Mathew Ingram in the Columbia Journalism Review: "Can a company that became a titan based on its understanding of how to manufacture social virality metrics change its spots, and figure out how to build a sustainable business based on things like donations, events, and e-commerce? At one point, BuzzFeed seemed like the antithesis of traditional media companies who were trying to move from print to digital. But now the former superstar has its own transformation to make, and it appears to be struggling just as much as the ancien regime it was hoping to replace."

NUJ general secretary Michelle Stanistreet, quoted by the International Federation of Journalists: “The sheer scale of these cuts is sad to see. It’s a swingeing blow to morale in the newsroom and a far cry from where staff were told things would be after major redundancies a year ago, which were billed as setting the company up for the future. That staff are going through this again so soon raises questions that need to be addressed across digital publishing, about future strategy and the importance of long term investment, rather than unrealistic expectations of short term returns. It is a real shame to see BuzzFeed choose to lose another large number of skilled and experienced digital journalists.”

Emily Bell in The Observer: "The future of journalism will generally be smaller and more challenging in the short term and remains uncertain in the long term. However, the problem now is so clear that even the most advanced digital thinkers can see it: a digital free market for journalism doesn’t work."

Matthew Garrahan in the Financial Times: "There are bright spots amid the gloom. Appetite for news remains healthy: just ask anyone who has devoured coverage about the latest Brexit negotiations or the latest travails of Donald Trump. The quality of investigative reporting on these ongoing sagas bears comparison with the best journalism of recent decades."

Ex-Sun editor  David Yelland @davidyelland on Twitter: "Tony Gallagher, the current Editor of The Sun, is far more responsible for the Brexit disaster than Leo Varadkar, who he attacks again today - on a page of half truths and no truths."

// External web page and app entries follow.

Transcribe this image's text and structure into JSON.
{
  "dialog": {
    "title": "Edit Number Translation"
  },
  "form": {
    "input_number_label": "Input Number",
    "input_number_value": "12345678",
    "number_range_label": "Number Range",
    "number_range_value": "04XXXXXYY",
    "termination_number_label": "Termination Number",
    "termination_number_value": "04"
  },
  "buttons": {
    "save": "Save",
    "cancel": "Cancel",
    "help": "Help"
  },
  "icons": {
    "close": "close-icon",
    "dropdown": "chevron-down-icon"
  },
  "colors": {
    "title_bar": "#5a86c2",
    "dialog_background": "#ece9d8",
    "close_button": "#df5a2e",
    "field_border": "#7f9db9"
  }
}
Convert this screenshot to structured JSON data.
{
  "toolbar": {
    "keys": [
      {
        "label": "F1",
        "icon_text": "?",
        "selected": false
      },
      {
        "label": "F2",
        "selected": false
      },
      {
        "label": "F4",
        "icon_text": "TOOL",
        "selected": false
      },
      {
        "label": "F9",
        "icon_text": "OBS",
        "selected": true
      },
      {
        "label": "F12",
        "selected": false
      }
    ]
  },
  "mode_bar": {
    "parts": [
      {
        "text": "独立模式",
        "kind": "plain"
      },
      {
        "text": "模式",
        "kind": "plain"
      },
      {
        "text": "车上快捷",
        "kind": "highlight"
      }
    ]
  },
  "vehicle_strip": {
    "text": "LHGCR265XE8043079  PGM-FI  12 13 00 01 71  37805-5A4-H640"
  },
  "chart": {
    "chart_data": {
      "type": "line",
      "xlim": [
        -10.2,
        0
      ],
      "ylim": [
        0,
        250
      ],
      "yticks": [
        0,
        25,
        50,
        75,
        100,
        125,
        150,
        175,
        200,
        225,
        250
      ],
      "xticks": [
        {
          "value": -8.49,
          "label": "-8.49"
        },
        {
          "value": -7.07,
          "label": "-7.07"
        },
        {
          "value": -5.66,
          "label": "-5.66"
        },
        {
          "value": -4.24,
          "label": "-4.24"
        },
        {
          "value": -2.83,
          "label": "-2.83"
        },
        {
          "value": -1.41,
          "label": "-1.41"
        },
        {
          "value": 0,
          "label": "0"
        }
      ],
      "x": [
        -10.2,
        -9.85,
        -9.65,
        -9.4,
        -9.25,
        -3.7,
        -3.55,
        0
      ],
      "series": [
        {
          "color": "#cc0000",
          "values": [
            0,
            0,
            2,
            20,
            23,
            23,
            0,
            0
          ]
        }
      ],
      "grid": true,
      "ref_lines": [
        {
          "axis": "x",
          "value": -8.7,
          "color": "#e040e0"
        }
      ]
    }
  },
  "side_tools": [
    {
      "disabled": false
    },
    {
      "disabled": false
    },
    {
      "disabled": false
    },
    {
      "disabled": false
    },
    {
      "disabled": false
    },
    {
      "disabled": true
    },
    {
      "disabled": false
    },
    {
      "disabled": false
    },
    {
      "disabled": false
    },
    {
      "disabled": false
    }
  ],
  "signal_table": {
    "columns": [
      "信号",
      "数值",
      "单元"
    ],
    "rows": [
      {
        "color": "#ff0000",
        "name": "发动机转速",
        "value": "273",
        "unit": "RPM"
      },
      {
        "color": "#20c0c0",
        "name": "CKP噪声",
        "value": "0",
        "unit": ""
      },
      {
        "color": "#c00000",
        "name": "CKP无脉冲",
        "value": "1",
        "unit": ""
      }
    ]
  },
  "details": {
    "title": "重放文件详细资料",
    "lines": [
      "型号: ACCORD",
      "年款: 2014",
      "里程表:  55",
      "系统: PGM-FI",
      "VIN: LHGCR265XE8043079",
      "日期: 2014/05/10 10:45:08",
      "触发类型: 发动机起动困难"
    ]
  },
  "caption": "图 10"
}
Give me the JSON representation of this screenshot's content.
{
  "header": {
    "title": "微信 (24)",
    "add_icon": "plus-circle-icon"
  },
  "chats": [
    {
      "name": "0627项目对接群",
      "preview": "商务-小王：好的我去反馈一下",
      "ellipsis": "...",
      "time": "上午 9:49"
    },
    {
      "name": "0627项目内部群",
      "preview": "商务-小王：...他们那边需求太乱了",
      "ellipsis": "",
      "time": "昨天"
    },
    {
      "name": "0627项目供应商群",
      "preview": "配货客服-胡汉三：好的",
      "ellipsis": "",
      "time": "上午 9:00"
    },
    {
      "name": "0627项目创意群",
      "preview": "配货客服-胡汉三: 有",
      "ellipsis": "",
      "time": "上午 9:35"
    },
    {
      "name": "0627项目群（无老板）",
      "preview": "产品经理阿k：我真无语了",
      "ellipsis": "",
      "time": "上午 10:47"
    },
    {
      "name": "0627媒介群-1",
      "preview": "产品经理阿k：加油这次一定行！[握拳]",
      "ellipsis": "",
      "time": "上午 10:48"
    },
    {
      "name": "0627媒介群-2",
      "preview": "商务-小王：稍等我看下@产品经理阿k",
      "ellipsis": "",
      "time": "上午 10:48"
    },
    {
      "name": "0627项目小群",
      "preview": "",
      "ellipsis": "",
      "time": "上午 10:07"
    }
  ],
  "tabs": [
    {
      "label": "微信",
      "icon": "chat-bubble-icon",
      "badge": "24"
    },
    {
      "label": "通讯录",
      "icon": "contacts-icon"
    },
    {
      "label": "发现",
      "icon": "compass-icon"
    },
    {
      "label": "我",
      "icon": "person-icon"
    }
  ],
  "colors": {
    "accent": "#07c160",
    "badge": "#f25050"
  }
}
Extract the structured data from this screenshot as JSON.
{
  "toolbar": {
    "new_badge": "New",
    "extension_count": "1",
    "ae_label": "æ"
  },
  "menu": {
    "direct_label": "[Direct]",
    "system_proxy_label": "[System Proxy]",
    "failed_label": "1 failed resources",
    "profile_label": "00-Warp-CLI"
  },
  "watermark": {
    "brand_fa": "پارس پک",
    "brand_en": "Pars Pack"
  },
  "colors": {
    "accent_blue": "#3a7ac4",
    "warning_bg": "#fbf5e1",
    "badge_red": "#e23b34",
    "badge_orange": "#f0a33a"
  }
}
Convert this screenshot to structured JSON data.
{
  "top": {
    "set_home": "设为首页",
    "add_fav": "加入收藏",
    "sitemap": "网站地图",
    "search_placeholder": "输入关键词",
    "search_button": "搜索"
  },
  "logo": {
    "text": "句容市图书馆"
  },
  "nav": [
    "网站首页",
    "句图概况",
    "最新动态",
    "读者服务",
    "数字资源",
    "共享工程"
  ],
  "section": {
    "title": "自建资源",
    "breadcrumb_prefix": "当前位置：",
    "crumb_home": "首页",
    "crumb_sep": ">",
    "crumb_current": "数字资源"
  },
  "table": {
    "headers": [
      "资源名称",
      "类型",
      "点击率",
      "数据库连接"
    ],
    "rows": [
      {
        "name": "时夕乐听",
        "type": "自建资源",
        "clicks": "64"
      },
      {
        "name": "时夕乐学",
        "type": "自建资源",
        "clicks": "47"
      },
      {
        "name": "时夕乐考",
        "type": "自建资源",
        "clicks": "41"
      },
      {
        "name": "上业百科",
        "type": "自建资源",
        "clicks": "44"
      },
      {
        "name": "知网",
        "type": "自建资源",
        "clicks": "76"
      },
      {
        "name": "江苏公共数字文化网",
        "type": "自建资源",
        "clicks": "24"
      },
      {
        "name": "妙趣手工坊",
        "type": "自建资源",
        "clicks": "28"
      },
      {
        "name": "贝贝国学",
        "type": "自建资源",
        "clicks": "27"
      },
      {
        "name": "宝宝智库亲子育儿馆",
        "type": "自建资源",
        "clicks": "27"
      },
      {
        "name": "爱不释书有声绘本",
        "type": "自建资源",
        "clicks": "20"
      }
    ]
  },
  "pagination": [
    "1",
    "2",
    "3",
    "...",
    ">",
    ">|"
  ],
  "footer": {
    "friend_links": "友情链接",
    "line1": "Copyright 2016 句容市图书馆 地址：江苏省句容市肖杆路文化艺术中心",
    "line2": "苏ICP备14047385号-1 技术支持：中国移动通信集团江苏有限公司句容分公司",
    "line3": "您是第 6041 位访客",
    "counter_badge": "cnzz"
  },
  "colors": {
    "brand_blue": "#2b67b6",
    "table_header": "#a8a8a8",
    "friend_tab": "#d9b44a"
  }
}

Jay Elwe@JayElwes on the Sunday Times splash headline on Twitter: "An old subbing point from way back - if you “evacuate” a place, then you remove its inhabitants. If you “evacuate” a person, you give them an enema."
  • As backed up by two sub editors in this episode of The Wire